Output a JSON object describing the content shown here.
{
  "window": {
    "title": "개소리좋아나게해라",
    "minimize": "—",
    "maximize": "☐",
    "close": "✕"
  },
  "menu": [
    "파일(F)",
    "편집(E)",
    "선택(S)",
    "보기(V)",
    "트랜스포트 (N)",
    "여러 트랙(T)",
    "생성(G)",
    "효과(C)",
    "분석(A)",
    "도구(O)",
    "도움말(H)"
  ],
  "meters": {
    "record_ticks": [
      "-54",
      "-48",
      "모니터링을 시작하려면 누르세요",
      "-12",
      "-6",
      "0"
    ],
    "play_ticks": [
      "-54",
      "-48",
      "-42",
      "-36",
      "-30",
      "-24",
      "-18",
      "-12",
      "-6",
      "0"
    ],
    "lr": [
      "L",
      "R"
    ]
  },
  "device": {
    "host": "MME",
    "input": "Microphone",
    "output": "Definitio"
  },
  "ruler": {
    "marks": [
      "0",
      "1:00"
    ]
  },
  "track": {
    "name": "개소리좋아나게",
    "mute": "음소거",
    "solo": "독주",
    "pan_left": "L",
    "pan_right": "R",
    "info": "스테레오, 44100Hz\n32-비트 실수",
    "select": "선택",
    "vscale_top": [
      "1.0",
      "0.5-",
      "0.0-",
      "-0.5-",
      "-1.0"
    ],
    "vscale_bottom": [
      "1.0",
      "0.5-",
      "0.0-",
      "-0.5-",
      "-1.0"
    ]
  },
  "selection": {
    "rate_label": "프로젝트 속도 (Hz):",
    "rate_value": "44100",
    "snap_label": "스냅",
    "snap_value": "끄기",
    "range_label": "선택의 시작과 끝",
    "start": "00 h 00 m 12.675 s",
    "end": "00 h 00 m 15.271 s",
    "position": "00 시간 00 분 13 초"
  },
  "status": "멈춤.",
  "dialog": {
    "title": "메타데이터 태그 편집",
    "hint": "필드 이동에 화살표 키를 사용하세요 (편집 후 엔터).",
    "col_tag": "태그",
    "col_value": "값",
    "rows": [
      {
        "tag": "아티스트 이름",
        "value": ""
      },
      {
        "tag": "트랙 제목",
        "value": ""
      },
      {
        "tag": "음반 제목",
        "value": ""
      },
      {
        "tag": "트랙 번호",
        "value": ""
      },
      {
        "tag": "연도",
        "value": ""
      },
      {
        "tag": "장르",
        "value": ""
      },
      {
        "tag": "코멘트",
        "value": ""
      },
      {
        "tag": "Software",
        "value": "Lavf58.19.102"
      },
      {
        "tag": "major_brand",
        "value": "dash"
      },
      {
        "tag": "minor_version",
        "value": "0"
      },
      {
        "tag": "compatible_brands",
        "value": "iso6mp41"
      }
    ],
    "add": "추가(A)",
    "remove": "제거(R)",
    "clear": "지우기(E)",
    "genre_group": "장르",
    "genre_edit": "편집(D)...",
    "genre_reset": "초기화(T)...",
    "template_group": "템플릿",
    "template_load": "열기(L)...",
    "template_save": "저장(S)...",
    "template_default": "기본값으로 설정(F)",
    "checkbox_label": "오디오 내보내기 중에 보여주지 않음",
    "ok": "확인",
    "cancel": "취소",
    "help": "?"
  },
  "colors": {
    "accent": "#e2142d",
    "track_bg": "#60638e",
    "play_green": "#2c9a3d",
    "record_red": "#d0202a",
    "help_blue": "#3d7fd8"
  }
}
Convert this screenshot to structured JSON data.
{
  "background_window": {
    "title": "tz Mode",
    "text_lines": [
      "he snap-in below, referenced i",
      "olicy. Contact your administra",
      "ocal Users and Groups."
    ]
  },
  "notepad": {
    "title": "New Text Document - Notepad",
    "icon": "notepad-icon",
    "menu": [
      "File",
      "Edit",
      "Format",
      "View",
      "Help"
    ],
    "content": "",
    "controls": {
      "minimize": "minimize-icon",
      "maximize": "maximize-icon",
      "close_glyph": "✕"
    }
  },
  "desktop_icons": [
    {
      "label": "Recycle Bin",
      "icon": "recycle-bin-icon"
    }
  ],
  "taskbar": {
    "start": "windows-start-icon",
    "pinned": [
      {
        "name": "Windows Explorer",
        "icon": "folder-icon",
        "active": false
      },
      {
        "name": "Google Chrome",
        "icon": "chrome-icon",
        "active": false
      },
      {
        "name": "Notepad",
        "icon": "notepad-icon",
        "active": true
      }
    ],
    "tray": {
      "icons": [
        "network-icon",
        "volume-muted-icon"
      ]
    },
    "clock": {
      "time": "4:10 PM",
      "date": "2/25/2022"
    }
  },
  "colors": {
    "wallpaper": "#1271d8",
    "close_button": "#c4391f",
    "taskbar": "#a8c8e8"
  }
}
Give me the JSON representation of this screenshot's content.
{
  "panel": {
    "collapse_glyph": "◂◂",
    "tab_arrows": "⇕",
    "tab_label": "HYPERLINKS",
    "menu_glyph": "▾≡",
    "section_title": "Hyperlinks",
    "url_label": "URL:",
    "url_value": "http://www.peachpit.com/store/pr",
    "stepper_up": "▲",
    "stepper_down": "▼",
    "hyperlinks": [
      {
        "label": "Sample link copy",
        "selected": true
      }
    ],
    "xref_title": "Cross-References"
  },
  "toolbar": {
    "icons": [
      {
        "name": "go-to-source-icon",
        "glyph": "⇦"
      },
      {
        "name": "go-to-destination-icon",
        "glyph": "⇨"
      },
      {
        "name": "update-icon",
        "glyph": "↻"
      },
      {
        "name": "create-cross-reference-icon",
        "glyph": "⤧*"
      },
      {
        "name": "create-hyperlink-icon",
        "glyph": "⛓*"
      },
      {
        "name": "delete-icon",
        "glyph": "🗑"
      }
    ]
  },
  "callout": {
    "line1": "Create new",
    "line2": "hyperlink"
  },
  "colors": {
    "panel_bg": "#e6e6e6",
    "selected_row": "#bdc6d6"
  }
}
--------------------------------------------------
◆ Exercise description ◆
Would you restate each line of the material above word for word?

◆ Your solution ◆
Output a JSON object describing the content shown here.
{
  "window": {
    "title": "개소리좋아나게해라",
    "minimize": "—",
    "maximize": "☐",
    "close": "✕"
  },
  "menu": [
    "파일(F)",
    "편집(E)",
    "선택(S)",
    "보기(V)",
    "트랜스포트 (N)",
    "여러 트랙(T)",
    "생성(G)",
    "효과(C)",
    "분석(A)",
    "도구(O)",
    "도움말(H)"
  ],
  "meters": {
    "record_ticks": [
      "-54",
      "-48",
      "모니터링을 시작하려면 누르세요",
      "-12",
      "-6",
      "0"
    ],
    "play_ticks": [
      "-54",
      "-48",
      "-42",
      "-36",
      "-30",
      "-24",
      "-18",
      "-12",
      "-6",
      "0"
    ],
    "lr": [
      "L",
      "R"
    ]
  },
  "device": {
    "host": "MME",
    "input": "Microphone",
    "output": "Definitio"
  },
  "ruler": {
    "marks": [
      "0",
      "1:00"
    ]
  },
  "track": {
    "name": "개소리좋아나게",
    "mute": "음소거",
    "solo": "독주",
    "pan_left": "L",
    "pan_right": "R",
    "info": "스테레오, 44100Hz\n32-비트 실수",
    "select": "선택",
    "vscale_top": [
      "1.0",
      "0.5-",
      "0.0-",
      "-0.5-",
      "-1.0"
    ],
    "vscale_bottom": [
      "1.0",
      "0.5-",
      "0.0-",
      "-0.5-",
      "-1.0"
    ]
  },
  "selection": {
    "rate_label": "프로젝트 속도 (Hz):",
    "rate_value": "44100",
    "snap_label": "스냅",
    "snap_value": "끄기",
    "range_label": "선택의 시작과 끝",
    "start": "00 h 00 m 12.675 s",
    "end": "00 h 00 m 15.271 s",
    "position": "00 시간 00 분 13 초"
  },
  "status": "멈춤.",
  "dialog": {
    "title": "메타데이터 태그 편집",
    "hint": "필드 이동에 화살표 키를 사용하세요 (편집 후 엔터).",
    "col_tag": "태그",
    "col_value": "값",
    "rows": [
      {
        "tag": "아티스트 이름",
        "value": ""
      },
      {
        "tag": "트랙 제목",
        "value": ""
      },
      {
        "tag": "음반 제목",
        "value": ""
      },
      {
        "tag": "트랙 번호",
        "value": ""
      },
      {
        "tag": "연도",
        "value": ""
      },
      {
        "tag": "장르",
        "value": ""
      },
      {
        "tag": "코멘트",
        "value": ""
      },
      {
        "tag": "Software",
        "value": "Lavf58.19.102"
      },
      {
        "tag": "major_brand",
        "value": "dash"
      },
      {
        "tag": "minor_version",
        "value": "0"
      },
      {
        "tag": "compatible_brands",
        "value": "iso6mp41"
      }
    ],
    "add": "추가(A)",
    "remove": "제거(R)",
    "clear": "지우기(E)",
    "genre_group": "장르",
    "genre_edit": "편집(D)...",
    "genre_reset": "초기화(T)...",
    "template_group": "템플릿",
    "template_load": "열기(L)...",
    "template_save": "저장(S)...",
    "template_default": "기본값으로 설정(F)",
    "checkbox_label": "오디오 내보내기 중에 보여주지 않음",
    "ok": "확인",
    "cancel": "취소",
    "help": "?"
  },
  "colors": {
    "accent": "#e2142d",
    "track_bg": "#60638e",
    "play_green": "#2c9a3d",
    "record_red": "#d0202a",
    "help_blue": "#3d7fd8"
  }
}
Convert this screenshot to structured JSON data.
{
  "background_window": {
    "title": "tz Mode",
    "text_lines": [
      "he snap-in below, referenced i",
      "olicy. Contact your administra",
      "ocal Users and Groups."
    ]
  },
  "notepad": {
    "title": "New Text Document - Notepad",
    "icon": "notepad-icon",
    "menu": [
      "File",
      "Edit",
      "Format",
      "View",
      "Help"
    ],
    "content": "",
    "controls": {
      "minimize": "minimize-icon",
      "maximize": "maximize-icon",
      "close_glyph": "✕"
    }
  },
  "desktop_icons": [
    {
      "label": "Recycle Bin",
      "icon": "recycle-bin-icon"
    }
  ],
  "taskbar": {
    "start": "windows-start-icon",
    "pinned": [
      {
        "name": "Windows Explorer",
        "icon": "folder-icon",
        "active": false
      },
      {
        "name": "Google Chrome",
        "icon": "chrome-icon",
        "active": false
      },
      {
        "name": "Notepad",
        "icon": "notepad-icon",
        "active": true
      }
    ],
    "tray": {
      "icons": [
        "network-icon",
        "volume-muted-icon"
      ]
    },
    "clock": {
      "time": "4:10 PM",
      "date": "2/25/2022"
    }
  },
  "colors": {
    "wallpaper": "#1271d8",
    "close_button": "#c4391f",
    "taskbar": "#a8c8e8"
  }
}
Give me the JSON representation of this screenshot's content.
{
  "panel": {
    "collapse_glyph": "◂◂",
    "tab_arrows": "⇕",
    "tab_label": "HYPERLINKS",
    "menu_glyph": "▾≡",
    "section_title": "Hyperlinks",
    "url_label": "URL:",
    "url_value": "http://www.peachpit.com/store/pr",
    "stepper_up": "▲",
    "stepper_down": "▼",
    "hyperlinks": [
      {
        "label": "Sample link copy",
        "selected": true
      }
    ],
    "xref_title": "Cross-References"
  },
  "toolbar": {
    "icons": [
      {
        "name": "go-to-source-icon",
        "glyph": "⇦"
      },
      {
        "name": "go-to-destination-icon",
        "glyph": "⇨"
      },
      {
        "name": "update-icon",
        "glyph": "↻"
      },
      {
        "name": "create-cross-reference-icon",
        "glyph": "⤧*"
      },
      {
        "name": "create-hyperlink-icon",
        "glyph": "⛓*"
      },
      {
        "name": "delete-icon",
        "glyph": "🗑"
      }
    ]
  },
  "callout": {
    "line1": "Create new",
    "line2": "hyperlink"
  },
  "colors": {
    "panel_bg": "#e6e6e6",
    "selected_row": "#bdc6d6"
  }
}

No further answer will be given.